__Try it__.
Tally the lines in the following entries that include the word "filtered"; state only the total.

★ ★ ★ ★ ★ ★ ★

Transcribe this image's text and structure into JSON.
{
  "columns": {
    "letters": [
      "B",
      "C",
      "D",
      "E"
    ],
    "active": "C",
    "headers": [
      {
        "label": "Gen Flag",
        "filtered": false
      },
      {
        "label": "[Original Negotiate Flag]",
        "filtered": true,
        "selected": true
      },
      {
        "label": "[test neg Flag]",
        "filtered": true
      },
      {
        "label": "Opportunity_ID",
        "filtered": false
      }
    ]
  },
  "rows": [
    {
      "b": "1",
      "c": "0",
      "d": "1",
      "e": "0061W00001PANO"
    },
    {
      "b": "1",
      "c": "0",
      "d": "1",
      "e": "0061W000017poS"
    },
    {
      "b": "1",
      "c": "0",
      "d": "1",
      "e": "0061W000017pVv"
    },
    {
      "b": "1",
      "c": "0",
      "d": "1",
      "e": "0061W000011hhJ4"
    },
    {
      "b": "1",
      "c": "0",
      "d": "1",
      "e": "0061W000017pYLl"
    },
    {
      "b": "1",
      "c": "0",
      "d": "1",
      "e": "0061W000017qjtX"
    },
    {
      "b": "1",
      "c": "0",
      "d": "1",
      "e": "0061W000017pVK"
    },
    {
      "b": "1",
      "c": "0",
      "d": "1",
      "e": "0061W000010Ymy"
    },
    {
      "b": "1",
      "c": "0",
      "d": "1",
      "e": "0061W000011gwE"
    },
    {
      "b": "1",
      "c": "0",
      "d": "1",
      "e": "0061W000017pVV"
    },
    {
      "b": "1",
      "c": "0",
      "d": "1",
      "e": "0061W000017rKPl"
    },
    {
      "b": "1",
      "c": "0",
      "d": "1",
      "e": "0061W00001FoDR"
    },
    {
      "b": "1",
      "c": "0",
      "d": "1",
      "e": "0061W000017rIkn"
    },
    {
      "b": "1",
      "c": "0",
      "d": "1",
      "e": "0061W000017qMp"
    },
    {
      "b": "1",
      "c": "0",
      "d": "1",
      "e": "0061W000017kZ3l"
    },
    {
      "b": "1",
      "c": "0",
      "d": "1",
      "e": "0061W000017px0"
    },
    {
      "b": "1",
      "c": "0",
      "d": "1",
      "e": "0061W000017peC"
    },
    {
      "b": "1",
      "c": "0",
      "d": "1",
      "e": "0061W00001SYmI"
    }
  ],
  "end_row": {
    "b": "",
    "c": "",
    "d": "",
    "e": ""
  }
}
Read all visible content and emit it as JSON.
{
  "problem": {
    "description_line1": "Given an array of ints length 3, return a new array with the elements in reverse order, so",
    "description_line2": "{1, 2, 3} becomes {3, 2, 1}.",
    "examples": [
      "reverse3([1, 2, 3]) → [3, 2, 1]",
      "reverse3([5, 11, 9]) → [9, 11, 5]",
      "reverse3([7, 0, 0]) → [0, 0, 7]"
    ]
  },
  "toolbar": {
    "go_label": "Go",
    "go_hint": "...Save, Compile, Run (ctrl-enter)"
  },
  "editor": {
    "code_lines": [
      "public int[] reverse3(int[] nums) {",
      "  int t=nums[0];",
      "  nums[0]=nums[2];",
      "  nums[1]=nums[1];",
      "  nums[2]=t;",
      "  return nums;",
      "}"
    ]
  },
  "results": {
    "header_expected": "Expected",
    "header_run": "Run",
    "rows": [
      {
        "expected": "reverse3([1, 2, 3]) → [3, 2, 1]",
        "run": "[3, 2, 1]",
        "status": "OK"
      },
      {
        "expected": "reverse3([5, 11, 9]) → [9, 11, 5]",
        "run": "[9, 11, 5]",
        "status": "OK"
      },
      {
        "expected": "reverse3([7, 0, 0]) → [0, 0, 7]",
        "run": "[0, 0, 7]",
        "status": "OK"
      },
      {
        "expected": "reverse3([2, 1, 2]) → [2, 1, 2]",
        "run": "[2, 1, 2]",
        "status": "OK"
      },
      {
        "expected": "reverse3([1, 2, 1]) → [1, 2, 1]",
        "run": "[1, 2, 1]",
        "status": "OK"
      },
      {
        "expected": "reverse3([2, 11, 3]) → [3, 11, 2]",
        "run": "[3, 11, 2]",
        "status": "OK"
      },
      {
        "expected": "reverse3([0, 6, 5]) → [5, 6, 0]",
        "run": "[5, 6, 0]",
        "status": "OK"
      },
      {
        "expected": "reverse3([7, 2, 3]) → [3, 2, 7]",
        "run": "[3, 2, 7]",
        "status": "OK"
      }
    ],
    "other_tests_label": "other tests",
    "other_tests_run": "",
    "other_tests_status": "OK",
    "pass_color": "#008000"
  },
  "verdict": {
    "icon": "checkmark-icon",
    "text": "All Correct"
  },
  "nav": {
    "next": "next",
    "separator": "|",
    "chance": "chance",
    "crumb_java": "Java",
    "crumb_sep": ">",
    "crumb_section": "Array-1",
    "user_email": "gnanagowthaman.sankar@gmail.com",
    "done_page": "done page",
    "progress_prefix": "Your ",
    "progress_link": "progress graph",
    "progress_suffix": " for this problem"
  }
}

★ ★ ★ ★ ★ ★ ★

__Answer for this exercise__.
4